*Aim of the exercise:*
Give the number of lines in the listing that hold the word "value". Write nothing but that number.

*Given records:*
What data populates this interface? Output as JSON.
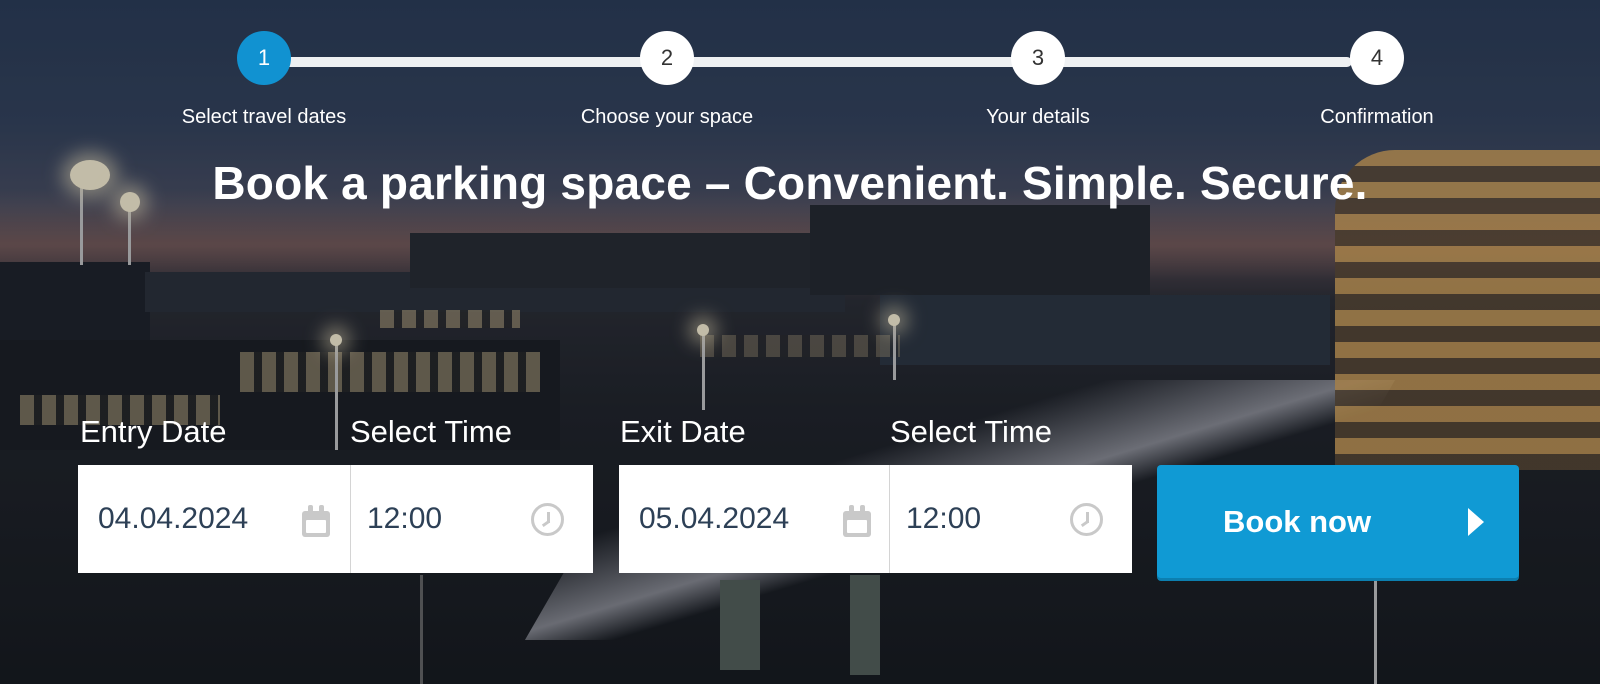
{
  "stepper": {
    "steps": [
      {
        "number": "1",
        "label": "Select travel dates",
        "active": true
      },
      {
        "number": "2",
        "label": "Choose your space",
        "active": false
      },
      {
        "number": "3",
        "label": "Your details",
        "active": false
      },
      {
        "number": "4",
        "label": "Confirmation",
        "active": false
      }
    ]
  },
  "headline": "Book a parking space – Convenient. Simple. Secure.",
  "form": {
    "entry_date": {
      "label": "Entry Date",
      "value": "04.04.2024",
      "icon": "calendar-icon"
    },
    "entry_time": {
      "label": "Select Time",
      "value": "12:00",
      "icon": "clock-icon"
    },
    "exit_date": {
      "label": "Exit Date",
      "value": "05.04.2024",
      "icon": "calendar-icon"
    },
    "exit_time": {
      "label": "Select Time",
      "value": "12:00",
      "icon": "clock-icon"
    },
    "submit": {
      "label": "Book now",
      "icon": "chevron-right-icon"
    }
  },
  "colors": {
    "accent": "#1192d1",
    "button": "#109ad4",
    "input_text": "#2d4056",
    "icon_gray": "#c9c9c9"
  }
}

*Result:*
4